From the start, TriBeCa’s conversion from warehouse district to restaurant hub has featured opulent, high-end dining destinations. Think Chanterelle, Montrachet, Bouley, Mr. Chow and Danube. This has not changed: More recent additions include One White Street, Atera, Jungsik and now this restaurant, set in a former coffee and tea warehouse. The executive chef and a partner, Mitsunobu Nagae, is serving French fare with Japanese touches in a setting at once informal, with no tablecloths, and luxuriously appointed with plush snow-pea velvet. Mr. Nagae, 34, who is from Osaka, worked in Paris at Le Doyen before moving onto the Joël Robuchon empire, including L’Atelier in New York, and later Shun. When he wound up at loose ends once the pandemic closed down restaurants, Rahul Saito, an affluent local resident with a taste for fine food, tapped him for this new enterprise. They define it with the French term “bistronomie,” meaning a bistro for elegant dining. As for the restaurant’s name, it’s a sly reference to the Mitsu, meaning honey, in the chef’s name. (“Abeille” means “bee” in French.) Mr. Nagae’s menu includes pigeon glazed with miso and grilled over binchotan charcoal, lobster marinated with vanilla vinaigrette, and a dessert of strawberries with lychee, rose and shiso. There’s a six-course tasting menu, $180, in addition to à la carte. French bottles and especially Champagnes dominate the wine list, which is curated by John Mckenna, the beverage director.
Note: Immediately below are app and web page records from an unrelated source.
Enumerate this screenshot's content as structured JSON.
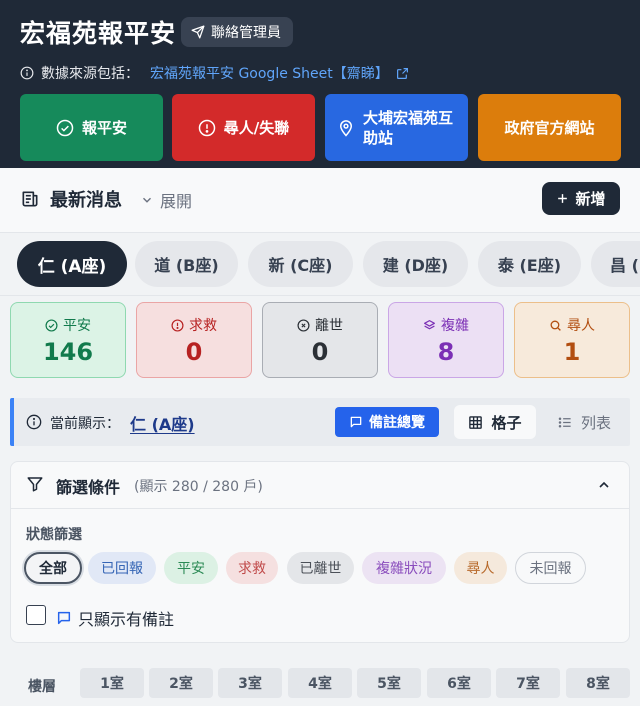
{
  "header": {
    "title": "宏福苑報平安",
    "contact_label": "聯絡管理員",
    "source_prefix": "數據來源包括：",
    "source_link": "宏福苑報平安 Google Sheet【齋睇】"
  },
  "actions": [
    {
      "label": "報平安",
      "color": "#168a5b"
    },
    {
      "label": "尋人/失聯",
      "color": "#d32a2a"
    },
    {
      "label": "大埔宏福苑互助站",
      "color": "#2868e1"
    },
    {
      "label": "政府官方網站",
      "color": "#dc7d0c"
    }
  ],
  "news": {
    "title": "最新消息",
    "expand_label": "展開",
    "add_label": "新增"
  },
  "tabs": [
    {
      "label": "仁 (A座)",
      "active": true
    },
    {
      "label": "道 (B座)"
    },
    {
      "label": "新 (C座)"
    },
    {
      "label": "建 (D座)"
    },
    {
      "label": "泰 (E座)"
    },
    {
      "label": "昌 (F座)"
    }
  ],
  "stats": [
    {
      "label": "平安",
      "value": "146",
      "bg": "#dcf3e6",
      "border": "#8fd8b0",
      "fg": "#117a4c",
      "icon": "check-circle-icon"
    },
    {
      "label": "求救",
      "value": "0",
      "bg": "#f6dfdf",
      "border": "#eaa5a5",
      "fg": "#b72222",
      "icon": "alert-circle-icon"
    },
    {
      "label": "離世",
      "value": "0",
      "bg": "#e4e6e9",
      "border": "#a9adb4",
      "fg": "#2b3036",
      "icon": "x-circle-icon"
    },
    {
      "label": "複雜",
      "value": "8",
      "bg": "#ece0f4",
      "border": "#caa6e6",
      "fg": "#7b2fb5",
      "icon": "layers-icon"
    },
    {
      "label": "尋人",
      "value": "1",
      "bg": "#f7eadb",
      "border": "#ecbf8a",
      "fg": "#b24e10",
      "icon": "search-icon"
    }
  ],
  "current": {
    "label": "當前顯示：",
    "value": "仁 (A座)",
    "notes_label": "備註總覽",
    "grid_label": "格子",
    "list_label": "列表"
  },
  "filter": {
    "title": "篩選條件",
    "count_text": "(顯示 280 / 280 戶)",
    "status_label": "狀態篩選",
    "chips": [
      {
        "label": "全部",
        "selected": true
      },
      {
        "label": "已回報",
        "bg": "#e1e8f6",
        "fg": "#3565b5"
      },
      {
        "label": "平安",
        "bg": "#dcf1e4",
        "fg": "#2b8a55"
      },
      {
        "label": "求救",
        "bg": "#f5e0e0",
        "fg": "#c04a4a"
      },
      {
        "label": "已離世",
        "bg": "#e4e6e9",
        "fg": "#4b5058"
      },
      {
        "label": "複雜狀況",
        "bg": "#ece3f3",
        "fg": "#8a4dbd"
      },
      {
        "label": "尋人",
        "bg": "#f5e9dc",
        "fg": "#b86a2c"
      },
      {
        "label": "未回報",
        "bg": "#f8f9fa",
        "fg": "#6b7280"
      }
    ],
    "notes_only_label": "只顯示有備註"
  },
  "grid": {
    "floor_label": "樓層",
    "rooms": [
      "1室",
      "2室",
      "3室",
      "4室",
      "5室",
      "6室",
      "7室",
      "8室"
    ]
  }
}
412 Greenwich Street (Laight Street), 212-542-3898, labeille.nyc.
A third location with a more upscale approach for this Japanese restaurant, which marries classic sushi and chawanmushi with items like a tuna tortilla, has opened. It’s on two floors, but a sushi omakase ($150) is served only at the ground-floor sushi bar, which has 12 seats. (Open Wednesday)
47 Prince Street (Mulberry Street), 323-828-0096, momoyanyc.com.
Keys & Heels
Massimo Lusardi’s In Tune Hospitality has added this lounge, masquerading as a locksmith and shoe repair, to the block where it also has Uva and Uva Next Door. The new spot, done with velvet accents, serves drinks and small plates.
1488 Second Avenue (78th Street), 917-557-0217, keysandheelsnyc.com.
The film “Saturday Night Fever” inspired this red-sauce joint, an outgrowth of Manero’s Pizza. You just might know what to order without even looking at the menu, except that there’s no chicken Parm. (Wednesday)
113 Mulberry Street (Canal Street), 212-345-6789, maneros.pizza.